*** Data for processing Section Begins ***

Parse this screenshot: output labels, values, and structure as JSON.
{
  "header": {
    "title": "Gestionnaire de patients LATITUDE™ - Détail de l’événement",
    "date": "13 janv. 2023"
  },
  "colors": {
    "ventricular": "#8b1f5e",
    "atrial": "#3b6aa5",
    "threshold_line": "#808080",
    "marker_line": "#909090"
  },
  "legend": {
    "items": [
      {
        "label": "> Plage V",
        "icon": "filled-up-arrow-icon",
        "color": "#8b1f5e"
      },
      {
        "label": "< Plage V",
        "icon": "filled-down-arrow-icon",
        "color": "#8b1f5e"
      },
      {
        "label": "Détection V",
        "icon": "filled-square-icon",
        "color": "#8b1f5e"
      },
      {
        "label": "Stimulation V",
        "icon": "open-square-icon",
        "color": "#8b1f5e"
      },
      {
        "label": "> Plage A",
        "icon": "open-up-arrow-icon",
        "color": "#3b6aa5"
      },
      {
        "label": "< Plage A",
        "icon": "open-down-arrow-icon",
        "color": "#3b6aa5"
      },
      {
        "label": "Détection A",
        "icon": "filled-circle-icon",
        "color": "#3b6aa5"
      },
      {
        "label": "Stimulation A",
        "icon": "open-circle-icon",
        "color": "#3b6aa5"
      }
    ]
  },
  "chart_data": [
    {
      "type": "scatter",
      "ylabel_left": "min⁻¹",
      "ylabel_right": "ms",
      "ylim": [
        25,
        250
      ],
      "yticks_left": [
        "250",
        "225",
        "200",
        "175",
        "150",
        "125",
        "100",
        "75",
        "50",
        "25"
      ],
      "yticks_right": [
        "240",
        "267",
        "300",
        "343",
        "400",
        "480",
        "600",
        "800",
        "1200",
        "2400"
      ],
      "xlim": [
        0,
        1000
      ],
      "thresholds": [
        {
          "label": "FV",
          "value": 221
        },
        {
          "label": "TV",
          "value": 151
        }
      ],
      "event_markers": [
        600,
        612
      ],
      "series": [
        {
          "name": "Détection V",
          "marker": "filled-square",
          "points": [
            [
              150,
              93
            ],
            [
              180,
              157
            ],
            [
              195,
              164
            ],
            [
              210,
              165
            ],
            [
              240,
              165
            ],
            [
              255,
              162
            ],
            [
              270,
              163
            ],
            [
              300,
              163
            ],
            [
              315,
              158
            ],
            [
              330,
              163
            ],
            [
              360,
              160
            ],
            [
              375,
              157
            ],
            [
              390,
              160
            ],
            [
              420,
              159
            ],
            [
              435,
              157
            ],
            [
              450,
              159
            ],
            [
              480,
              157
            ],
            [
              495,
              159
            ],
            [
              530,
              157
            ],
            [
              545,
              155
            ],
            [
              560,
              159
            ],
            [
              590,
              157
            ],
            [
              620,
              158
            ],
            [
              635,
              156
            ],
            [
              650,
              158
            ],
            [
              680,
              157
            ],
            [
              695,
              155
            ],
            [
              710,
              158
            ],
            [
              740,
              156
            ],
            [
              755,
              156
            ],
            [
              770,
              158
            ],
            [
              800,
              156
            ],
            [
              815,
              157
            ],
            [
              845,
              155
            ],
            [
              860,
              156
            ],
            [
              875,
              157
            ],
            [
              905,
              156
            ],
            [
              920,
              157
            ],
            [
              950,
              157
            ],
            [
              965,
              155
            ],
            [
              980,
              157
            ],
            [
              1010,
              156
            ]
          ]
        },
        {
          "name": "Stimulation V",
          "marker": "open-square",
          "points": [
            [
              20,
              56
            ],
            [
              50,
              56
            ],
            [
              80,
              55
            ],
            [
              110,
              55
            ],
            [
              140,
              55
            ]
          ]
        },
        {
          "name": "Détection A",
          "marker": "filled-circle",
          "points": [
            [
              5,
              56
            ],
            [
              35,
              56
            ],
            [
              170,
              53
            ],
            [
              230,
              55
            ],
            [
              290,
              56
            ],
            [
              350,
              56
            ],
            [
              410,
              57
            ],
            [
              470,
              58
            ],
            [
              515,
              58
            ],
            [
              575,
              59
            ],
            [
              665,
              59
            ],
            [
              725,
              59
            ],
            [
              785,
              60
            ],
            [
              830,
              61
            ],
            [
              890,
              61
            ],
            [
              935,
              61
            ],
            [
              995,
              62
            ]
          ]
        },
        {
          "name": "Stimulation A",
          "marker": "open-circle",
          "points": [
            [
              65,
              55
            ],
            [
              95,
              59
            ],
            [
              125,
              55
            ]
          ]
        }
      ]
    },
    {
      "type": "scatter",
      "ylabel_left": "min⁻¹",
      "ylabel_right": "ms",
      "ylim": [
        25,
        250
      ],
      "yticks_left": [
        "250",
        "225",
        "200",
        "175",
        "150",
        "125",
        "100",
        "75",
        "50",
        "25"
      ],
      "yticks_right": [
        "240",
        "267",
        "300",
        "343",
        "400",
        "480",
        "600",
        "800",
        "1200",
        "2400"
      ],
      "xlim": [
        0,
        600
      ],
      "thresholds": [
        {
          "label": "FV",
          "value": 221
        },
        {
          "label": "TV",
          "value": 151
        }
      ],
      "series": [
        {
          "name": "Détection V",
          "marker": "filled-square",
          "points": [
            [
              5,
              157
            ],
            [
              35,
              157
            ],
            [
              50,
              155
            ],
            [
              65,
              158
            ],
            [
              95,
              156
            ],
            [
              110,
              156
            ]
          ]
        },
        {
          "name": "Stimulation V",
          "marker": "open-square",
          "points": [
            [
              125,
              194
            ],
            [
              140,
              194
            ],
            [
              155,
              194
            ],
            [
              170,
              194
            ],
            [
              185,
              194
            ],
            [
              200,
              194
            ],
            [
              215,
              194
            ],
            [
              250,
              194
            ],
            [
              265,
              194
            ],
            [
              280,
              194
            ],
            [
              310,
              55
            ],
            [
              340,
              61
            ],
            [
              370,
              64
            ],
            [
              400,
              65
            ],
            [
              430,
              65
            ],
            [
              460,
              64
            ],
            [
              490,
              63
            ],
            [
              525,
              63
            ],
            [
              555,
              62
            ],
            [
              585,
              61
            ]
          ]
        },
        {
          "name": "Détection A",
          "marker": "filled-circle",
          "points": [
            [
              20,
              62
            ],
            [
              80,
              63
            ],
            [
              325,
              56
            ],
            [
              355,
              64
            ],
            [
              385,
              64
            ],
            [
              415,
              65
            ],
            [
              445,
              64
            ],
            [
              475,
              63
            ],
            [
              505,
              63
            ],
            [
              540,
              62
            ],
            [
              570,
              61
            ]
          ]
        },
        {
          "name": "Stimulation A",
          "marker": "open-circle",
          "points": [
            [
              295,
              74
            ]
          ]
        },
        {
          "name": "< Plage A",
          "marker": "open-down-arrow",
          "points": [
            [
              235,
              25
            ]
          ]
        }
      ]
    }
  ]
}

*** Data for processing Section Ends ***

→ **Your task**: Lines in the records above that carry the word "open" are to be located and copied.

→ **Output for this task**:
        "icon": "open-square-icon",
        "icon": "open-up-arrow-icon",
        "icon": "open-down-arrow-icon",
        "icon": "open-circle-icon",
          "marker": "open-square",
          "marker": "open-circle",
          "marker": "open-square",
          "marker": "open-circle",
          "marker": "open-down-arrow",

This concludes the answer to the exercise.